Stocker and feeder calf buyers are a long way from filling their needs as Corn Belt cattlemen have huge mounds of silage, hay and corn ready to feed. This has livestock producers on the offensive while the grain producer is just the opposite; on the defensive. Live Cattle and Feeder Cattle Futures continue to show good strength for the week, with most Feeder Cattle contracts continue to make all-time highs. Then on Thursday the Stock Market had its worst day of the year falling 334 points lower on slowing global economies as Live and Feeder cattle futures then fell off their triple-digit gains to close lower. Stay tuned this could be a bumpy ride as cattle futures remain very volatile with sharp losses posted on Friday to end the week. Last Friday packers reentered the market to cover needs as fat cattle traded at mostly 162.00 live which was 3.00-4.00 higher than the previous week. On Thursday afternoon fat cattle in Kansas and Nebraska traded 2.00-3.00 higher from 163.00-164.00, with dressed sales 5.00-6.00 higher from 257.00-258.00 and live sales in Nebraska on Friday trading up to 165.00. Boxed beef found its footing on Monday to start the week gaining 3.00 and continued to climb higher over the next five sessions gaining near 9.00 dollars with Choice closing Friday at 247.67.

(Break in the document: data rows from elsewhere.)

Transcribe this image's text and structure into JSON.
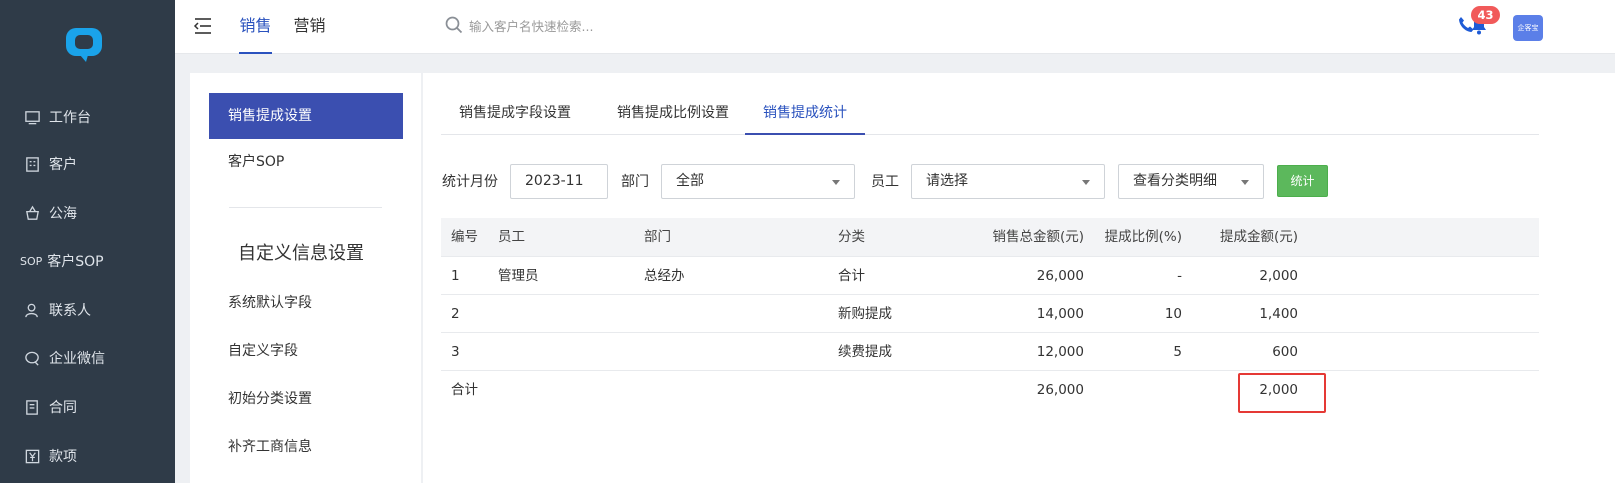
{
  "app": {
    "brand_color": "#2a52be",
    "nav_bg": "#2f3b48"
  },
  "nav": {
    "items": [
      {
        "label": "工作台",
        "icon": "monitor-icon"
      },
      {
        "label": "客户",
        "icon": "building-icon"
      },
      {
        "label": "公海",
        "icon": "basket-icon"
      },
      {
        "label": "客户SOP",
        "icon": "sop-icon",
        "icon_text": "SOP"
      },
      {
        "label": "联系人",
        "icon": "user-icon"
      },
      {
        "label": "企业微信",
        "icon": "chat-icon"
      },
      {
        "label": "合同",
        "icon": "contract-icon"
      },
      {
        "label": "款项",
        "icon": "yuan-icon"
      }
    ]
  },
  "header": {
    "tabs": [
      {
        "label": "销售",
        "active": true
      },
      {
        "label": "营销",
        "active": false
      }
    ],
    "search": {
      "placeholder": "输入客户名快速检索..."
    },
    "notification_count": "43",
    "avatar_text": "企客宝"
  },
  "settings": {
    "items": [
      {
        "label": "销售提成设置",
        "active": true
      },
      {
        "label": "客户SOP",
        "active": false
      }
    ],
    "section_title": "自定义信息设置",
    "section_items": [
      "系统默认字段",
      "自定义字段",
      "初始分类设置",
      "补齐工商信息"
    ]
  },
  "main": {
    "tabs": [
      {
        "label": "销售提成字段设置",
        "active": false
      },
      {
        "label": "销售提成比例设置",
        "active": false
      },
      {
        "label": "销售提成统计",
        "active": true
      }
    ],
    "filters": {
      "month_label": "统计月份",
      "month_value": "2023-11",
      "dept_label": "部门",
      "dept_value": "全部",
      "staff_label": "员工",
      "staff_placeholder": "请选择",
      "detail_value": "查看分类明细",
      "submit_label": "统计"
    },
    "table": {
      "columns": [
        "编号",
        "员工",
        "部门",
        "分类",
        "销售总金额(元)",
        "提成比例(%)",
        "提成金额(元)"
      ],
      "rows": [
        {
          "no": "1",
          "staff": "管理员",
          "dept": "总经办",
          "category": "合计",
          "total": "26,000",
          "rate": "-",
          "commission": "2,000"
        },
        {
          "no": "2",
          "staff": "",
          "dept": "",
          "category": "新购提成",
          "total": "14,000",
          "rate": "10",
          "commission": "1,400"
        },
        {
          "no": "3",
          "staff": "",
          "dept": "",
          "category": "续费提成",
          "total": "12,000",
          "rate": "5",
          "commission": "600"
        }
      ],
      "summary": {
        "label": "合计",
        "total": "26,000",
        "commission": "2,000"
      },
      "highlight_color": "#e53935"
    }
  }
}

Corn futures so far this week have made a modest recovery mostly due to weather conditions as fall rains have slowed harvest across the Corn Belt and grain traders positioning themselves ahead of Friday’s USDA Supply and Demand Report that estimated the largest average yield of 174.2 bushels per acre. Any way you look at it corn supplies are going to be very abundant. This week’s auction volume included 40 percent over 600 lbs and 38 percent heifers.